Pakistan surpassed the expectations of many, with 2 strong and consistent performances. Their tight bowling was backed up with intelligent batting which was effective enough to see them through. And this was despite the early loss of a key player, Javeria Khan, due to injury. In her stead, Bismah Maroof stepped up. An elegant left hander with a strong bottom hand and extraordinary wide grip in her stance, she stands out in the Pakistan ranks. With the ball, the accurate spin of Anam Amin confounded opposition batters. The side could not sustain their run however, and fell away in the final game against England, which they needed to win to ensure qualification.
West Indies‘ reputation for big hitting with the likes of Deandra Dottin and Stafanie Taylor preceded them. But in the group matches they seemed strangely subdued and unable to hit the ball as cleanly as they can. WI batted first in every group match. However, they both stuck it out in the middle and made important runs, to give defendable totals. Their bowling relied heavily on batters Matthews, Taylor and Dottin, the latter making up for what she lacked in batting form with wicket-taking ability. She has a fast action, hits the pitch hard and can generate pace up to the mid 70s mph. WI also seem to have an uncanny ability to defend a low total. Their bowling has been tight, field placements ideal and they have managed to take wickets at important moments in each game. WI have qualified the hard way, and that often stands a side in good stead going forward.

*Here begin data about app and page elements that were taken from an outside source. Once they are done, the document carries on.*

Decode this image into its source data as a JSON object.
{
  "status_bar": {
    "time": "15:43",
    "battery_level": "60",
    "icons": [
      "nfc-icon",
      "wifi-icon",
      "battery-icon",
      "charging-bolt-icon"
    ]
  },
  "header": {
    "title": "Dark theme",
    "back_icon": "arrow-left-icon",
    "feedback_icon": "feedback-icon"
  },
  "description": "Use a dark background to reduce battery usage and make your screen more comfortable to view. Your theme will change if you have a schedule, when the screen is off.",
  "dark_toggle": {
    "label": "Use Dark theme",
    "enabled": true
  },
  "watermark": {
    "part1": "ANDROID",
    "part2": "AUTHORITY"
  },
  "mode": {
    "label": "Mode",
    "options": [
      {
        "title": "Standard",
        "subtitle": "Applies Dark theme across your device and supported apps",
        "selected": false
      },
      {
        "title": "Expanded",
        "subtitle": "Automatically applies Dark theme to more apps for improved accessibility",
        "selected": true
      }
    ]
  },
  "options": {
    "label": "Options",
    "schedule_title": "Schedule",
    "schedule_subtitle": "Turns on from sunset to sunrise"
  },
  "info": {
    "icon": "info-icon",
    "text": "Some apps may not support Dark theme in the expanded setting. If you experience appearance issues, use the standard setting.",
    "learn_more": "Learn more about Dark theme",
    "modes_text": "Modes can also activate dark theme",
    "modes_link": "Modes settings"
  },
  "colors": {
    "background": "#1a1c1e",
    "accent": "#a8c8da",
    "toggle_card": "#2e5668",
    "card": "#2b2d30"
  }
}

India – With the ball, all-rounder Harmanpreet Kaur’s unpredictable brand of spin has plenty of variations, and although she can leak runs, batters find it hard to pick her. Consequently, she took wickets, and best of all these were at a high strike rate of 7 wickets in just 11 overs. Anuja Patil and Ekta Bisht provided more economical spin support.
India’s batting was spearheaded by Veda Krishnamurthy, who showed impressive form. She has strong hitting ability, can manoeuvre the field, and was better able to set a decent clip early on than the rest of their top order. The other batters struggled to get going for much of the time, with too few cameo contributions, which ultimately cost India a semi-final berth. The focus seemed to be too much on big hitting and not enough on working the ball into gaps for the batters to get themselves in. Were they too focused on crowd-pleasing, when simply going for the win in the most efficient fashion would have sufficed? Only they will know.
How India dealt with the pressure of playing in front of an expectant home crowd would be key to their chances. This handling of pressure represents the next step up for all the rapidly improving sides like India, Pakistan, Sri Lanka and Bangladesh. When the scales finally fall from the eyes of the viewing public in their home countries, and they realise that they have (and have had, all along!) a women’s team really worth supporting, along will come the next challenge – pressure to perform.
The advantage the more established nations have is that their players are more accustomed to facing the media spotlight. How India froze against Pakistan, and West Indies, under the scrutiny and weight of expectation of a nation, was palpable. Out went the free-flowing run-scoring antics of the Bangladesh game, and instead we saw a nervous, timid India who were clearly overwhelmed by the occasion.